Next thing I want to address is the Crazy Cathy ordeal in Chapter 8. This is what happens, more or less.
Cathy invites Edgar Linton over to her house to hang out or something.
Nelly, the housekeeper, is not allowed to leave Cathy alone when meeting with visitors (as per Hindley's instruction). 
So Nelly is cleaning and shizz, being nice and subtle about staying in the room with Cathy when Edgar Linton enters. 
Cathy tries to get Nelly to leave, but she makes up excuses not to. 
Cathy gets really angry, and PINCHES Nelly on the arm, really painfully.
Nelly cries out, saying Cathy has no right to treat her that way.
Cathy immediately denies pinching Nelly.
A row between them is going on now, and Cathy ends up slapping Nelly across the face.
Edgar stands there, watching the whole thing play out.
The baby who was sitting in the corner of the room starts crying because Nelly is crying. 
Cathy goes over to the baby, grabs his shoulders and shakes him.
Edgar decides it's time to do something and goes over to Cathy...
Cathy slaps him across the face too. 
He tries to leave but Cathy starts weeping and begs him to stay. 
Linton stays.
Then he proposes.

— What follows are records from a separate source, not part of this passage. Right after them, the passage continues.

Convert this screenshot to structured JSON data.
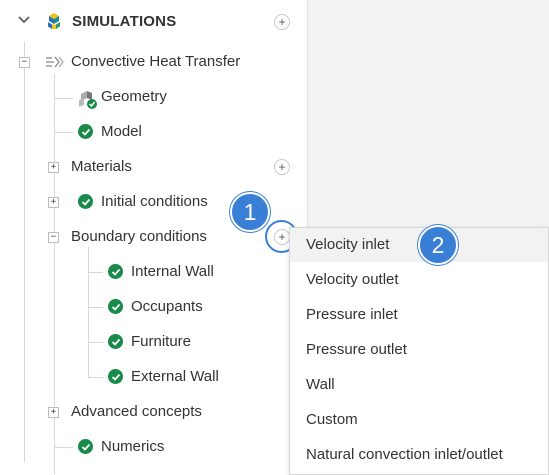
{
  "header": {
    "title": "SIMULATIONS",
    "add_label": "+"
  },
  "tree": {
    "root": {
      "label": "Convective Heat Transfer",
      "toggle": "−"
    },
    "geometry": {
      "label": "Geometry"
    },
    "model": {
      "label": "Model"
    },
    "materials": {
      "label": "Materials",
      "toggle": "+",
      "add_label": "+"
    },
    "initial_conditions": {
      "label": "Initial conditions",
      "toggle": "+"
    },
    "boundary_conditions": {
      "label": "Boundary conditions",
      "toggle": "−",
      "add_label": "+"
    },
    "boundary_children": [
      {
        "label": "Internal Wall"
      },
      {
        "label": "Occupants"
      },
      {
        "label": "Furniture"
      },
      {
        "label": "External Wall"
      }
    ],
    "advanced_concepts": {
      "label": "Advanced concepts",
      "toggle": "+"
    },
    "numerics": {
      "label": "Numerics"
    }
  },
  "callouts": {
    "step1": "1",
    "step2": "2"
  },
  "context_menu": {
    "items": [
      {
        "label": "Velocity inlet"
      },
      {
        "label": "Velocity outlet"
      },
      {
        "label": "Pressure inlet"
      },
      {
        "label": "Pressure outlet"
      },
      {
        "label": "Wall"
      },
      {
        "label": "Custom"
      },
      {
        "label": "Natural convection inlet/outlet"
      }
    ]
  },
  "colors": {
    "check_green": "#1a8a4a",
    "callout_blue": "#3a7fd6",
    "panel_bg": "#ffffff",
    "page_bg": "#f3f3f3"
  },
  "icons": {
    "chevron": "chevron-down-icon",
    "logo": "cube-stack-icon",
    "geometry": "geometry-cubes-icon",
    "sim_type": "heat-flow-icon",
    "status": "check-circle-icon"
  }
}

Yes. You  read correctly. Let's just mull that one over for a little while. 

My next post in the JOURNEY will probably be up in a day or two.

Thursday, September 13, 2012

new on my bookshelf

image source: making magique

New books! 
Some of them I ordered online, some of them were sent to me, and some of them are new library books!
Apologies though, because this little book haul is coming to you a few weeks late. :( On the plus side, I can give a bit more feedback!

My cello is in the background, hahaha!

1. Best Russian Short Stories (compiled by Thomas Seltzer)
I borrowed this book from the library and returned it a few days ago, but good thing I took photos of the inside otherwise I'd have forgotten what to say about it! These are short stories from popular Russian writers including Tolstoy, Chekhov, Gorky and quite a few others. I didn't read all of them, because some of them were quite long and I like short stories to be short - really short. My favourites were One Autumn Night by Maxim Gorky and The Christmas Tree and the Wedding by Fyodor Dostoyevsky.

Monday, September 3, 2012

my thoughts on: the perks of being a wallflower by stephen chbosky

The Perks of Being a Wallflower by Stephen Chbosky
published 1999, goodreads page.

I don't know how to begin talking about this book. 
I think I'll start off this post in dot points. 
  • I loved it from beginning to end.
  • The writing is incredible. I was blown away by how compelling it is. 
  • The book is written in epistolary form - the main character, Charlie, writing letter after letter to this person he doesn't know and has never met, yet addresses as "Friend". 
  • Charlie is like no other character I have ever had the pleasure of being introduced to. 
  • The story is beautiful in a way one rarely can find in contemporary literature. So beautiful.
  • The Perks of Being a Wallflower makes me exceedingly proud to say that I'm a fan of YA. 

For me, it was kinda like the book took a hold of me, like it reached out and grabbed onto my heart with a steel grip. Then you get to all those moments with Charlie, I don't know how to describe them other than by saying "those moments", and then I felt like my heart was just been SQUEEZED, or like it was digging its fingers in. Coz it kinda hurt really bad sometimes. Or a lot of times. But it was a gentle, beautiful sort of pain. I really felt for Charlie is what I think I'm trying to say. 
This was a really sad story. But funny. And hopeful. And when joy came, it came with full, unyielding force. 
It was really something to behold.

I can't remember if I mentioned this to you before, but when I read a book that I own and come across something that strikes me as poignant, something I want to remember, something I want to return to - I'll dog-ear the page, no questions asked.
For The Perks of Being a Wallflower, I couldn't do that. 
Can you guess why?

I couldn't do that because then every single page in the novel would be dog-eared.